• [Work task] Restate the entries below in full, exactly as they read, but without pictures.

• [Records supplied]
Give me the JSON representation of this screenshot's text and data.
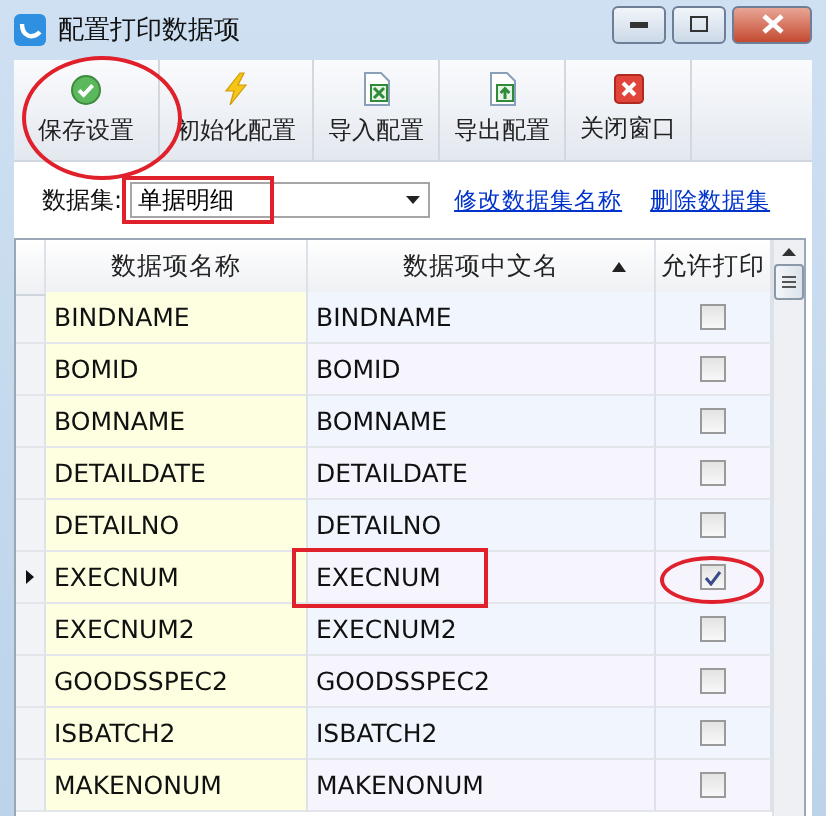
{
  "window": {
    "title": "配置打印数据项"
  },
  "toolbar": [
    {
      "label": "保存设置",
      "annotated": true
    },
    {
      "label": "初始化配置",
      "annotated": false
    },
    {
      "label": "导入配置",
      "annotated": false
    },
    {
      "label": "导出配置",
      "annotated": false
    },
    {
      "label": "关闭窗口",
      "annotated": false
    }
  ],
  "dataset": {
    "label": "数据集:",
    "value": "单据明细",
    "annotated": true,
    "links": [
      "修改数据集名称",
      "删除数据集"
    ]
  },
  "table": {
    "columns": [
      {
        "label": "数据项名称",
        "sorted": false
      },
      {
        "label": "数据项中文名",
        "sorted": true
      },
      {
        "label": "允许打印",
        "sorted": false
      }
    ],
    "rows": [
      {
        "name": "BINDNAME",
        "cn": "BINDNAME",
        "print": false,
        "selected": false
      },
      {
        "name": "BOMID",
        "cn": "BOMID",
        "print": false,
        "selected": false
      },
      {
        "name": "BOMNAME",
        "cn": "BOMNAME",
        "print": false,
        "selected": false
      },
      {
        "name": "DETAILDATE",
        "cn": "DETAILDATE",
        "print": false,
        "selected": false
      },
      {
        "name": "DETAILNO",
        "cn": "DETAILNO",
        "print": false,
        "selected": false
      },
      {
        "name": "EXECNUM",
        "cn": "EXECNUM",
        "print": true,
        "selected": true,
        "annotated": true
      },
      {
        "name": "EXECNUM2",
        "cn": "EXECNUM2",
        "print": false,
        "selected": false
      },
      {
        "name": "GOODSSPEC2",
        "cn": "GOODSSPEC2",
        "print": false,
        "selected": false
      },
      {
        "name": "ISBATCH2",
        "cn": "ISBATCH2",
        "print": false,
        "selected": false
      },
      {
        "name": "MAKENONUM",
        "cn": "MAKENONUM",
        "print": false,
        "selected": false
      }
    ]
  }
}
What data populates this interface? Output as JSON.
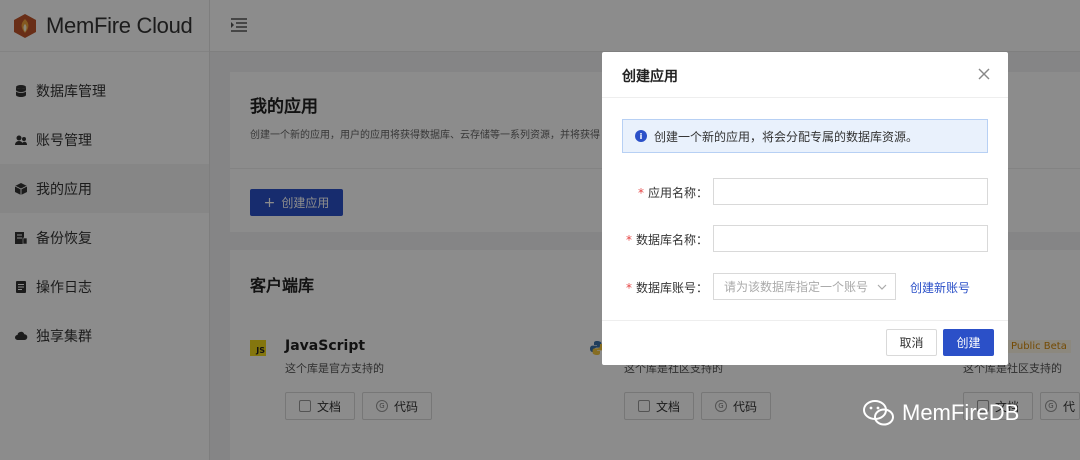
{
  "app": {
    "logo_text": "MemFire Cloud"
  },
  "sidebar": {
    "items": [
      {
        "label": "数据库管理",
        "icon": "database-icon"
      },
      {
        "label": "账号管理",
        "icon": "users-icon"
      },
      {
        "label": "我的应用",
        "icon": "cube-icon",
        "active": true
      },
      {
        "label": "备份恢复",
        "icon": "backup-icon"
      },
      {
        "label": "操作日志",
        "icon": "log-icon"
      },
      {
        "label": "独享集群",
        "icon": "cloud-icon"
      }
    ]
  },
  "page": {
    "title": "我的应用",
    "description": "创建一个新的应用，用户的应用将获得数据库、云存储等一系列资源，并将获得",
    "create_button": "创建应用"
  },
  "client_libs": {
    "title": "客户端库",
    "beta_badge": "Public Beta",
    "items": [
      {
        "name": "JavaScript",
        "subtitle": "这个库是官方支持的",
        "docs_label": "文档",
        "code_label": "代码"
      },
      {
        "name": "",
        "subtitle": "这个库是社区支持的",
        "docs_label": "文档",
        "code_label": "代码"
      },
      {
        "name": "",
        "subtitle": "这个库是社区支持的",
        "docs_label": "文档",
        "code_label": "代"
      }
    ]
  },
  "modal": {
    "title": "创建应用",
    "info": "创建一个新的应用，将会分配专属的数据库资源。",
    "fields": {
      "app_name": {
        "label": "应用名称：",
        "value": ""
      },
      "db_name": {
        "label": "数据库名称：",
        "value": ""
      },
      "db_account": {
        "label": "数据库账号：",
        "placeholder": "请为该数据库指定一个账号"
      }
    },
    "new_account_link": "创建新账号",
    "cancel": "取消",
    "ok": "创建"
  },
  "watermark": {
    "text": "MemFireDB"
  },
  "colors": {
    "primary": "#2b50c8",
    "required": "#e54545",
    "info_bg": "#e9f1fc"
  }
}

• [Answer]
Give me the JSON representation of this screenshot's text and data.
{
  "window": {
    "title": "配置打印数据项"
  },
  "toolbar": [
    {
      "label": "保存设置",
      "annotated": true
    },
    {
      "label": "初始化配置",
      "annotated": false
    },
    {
      "label": "导入配置",
      "annotated": false
    },
    {
      "label": "导出配置",
      "annotated": false
    },
    {
      "label": "关闭窗口",
      "annotated": false
    }
  ],
  "dataset": {
    "label": "数据集:",
    "value": "单据明细",
    "annotated": true,
    "links": [
      "修改数据集名称",
      "删除数据集"
    ]
  },
  "table": {
    "columns": [
      {
        "label": "数据项名称",
        "sorted": false
      },
      {
        "label": "数据项中文名",
        "sorted": true
      },
      {
        "label": "允许打印",
        "sorted": false
      }
    ],
    "rows": [
      {
        "name": "BINDNAME",
        "cn": "BINDNAME",
        "print": false,
        "selected": false
      },
      {
        "name": "BOMID",
        "cn": "BOMID",
        "print": false,
        "selected": false
      },
      {
        "name": "BOMNAME",
        "cn": "BOMNAME",
        "print": false,
        "selected": false
      },
      {
        "name": "DETAILDATE",
        "cn": "DETAILDATE",
        "print": false,
        "selected": false
      },
      {
        "name": "DETAILNO",
        "cn": "DETAILNO",
        "print": false,
        "selected": false
      },
      {
        "name": "EXECNUM",
        "cn": "EXECNUM",
        "print": true,
        "selected": true,
        "annotated": true
      },
      {
        "name": "EXECNUM2",
        "cn": "EXECNUM2",
        "print": false,
        "selected": false
      },
      {
        "name": "GOODSSPEC2",
        "cn": "GOODSSPEC2",
        "print": false,
        "selected": false
      },
      {
        "name": "ISBATCH2",
        "cn": "ISBATCH2",
        "print": false,
        "selected": false
      },
      {
        "name": "MAKENONUM",
        "cn": "MAKENONUM",
        "print": false,
        "selected": false
      }
    ]
  }
}
What data populates this interface? Output as JSON.
{
  "app": {
    "logo_text": "MemFire Cloud"
  },
  "sidebar": {
    "items": [
      {
        "label": "数据库管理",
        "icon": "database-icon"
      },
      {
        "label": "账号管理",
        "icon": "users-icon"
      },
      {
        "label": "我的应用",
        "icon": "cube-icon",
        "active": true
      },
      {
        "label": "备份恢复",
        "icon": "backup-icon"
      },
      {
        "label": "操作日志",
        "icon": "log-icon"
      },
      {
        "label": "独享集群",
        "icon": "cloud-icon"
      }
    ]
  },
  "page": {
    "title": "我的应用",
    "description": "创建一个新的应用，用户的应用将获得数据库、云存储等一系列资源，并将获得",
    "create_button": "创建应用"
  },
  "client_libs": {
    "title": "客户端库",
    "beta_badge": "Public Beta",
    "items": [
      {
        "name": "JavaScript",
        "subtitle": "这个库是官方支持的",
        "docs_label": "文档",
        "code_label": "代码"
      },
      {
        "name": "",
        "subtitle": "这个库是社区支持的",
        "docs_label": "文档",
        "code_label": "代码"
      },
      {
        "name": "",
        "subtitle": "这个库是社区支持的",
        "docs_label": "文档",
        "code_label": "代"
      }
    ]
  },
  "modal": {
    "title": "创建应用",
    "info": "创建一个新的应用，将会分配专属的数据库资源。",
    "fields": {
      "app_name": {
        "label": "应用名称：",
        "value": ""
      },
      "db_name": {
        "label": "数据库名称：",
        "value": ""
      },
      "db_account": {
        "label": "数据库账号：",
        "placeholder": "请为该数据库指定一个账号"
      }
    },
    "new_account_link": "创建新账号",
    "cancel": "取消",
    "ok": "创建"
  },
  "watermark": {
    "text": "MemFireDB"
  },
  "colors": {
    "primary": "#2b50c8",
    "required": "#e54545",
    "info_bg": "#e9f1fc"
  }
}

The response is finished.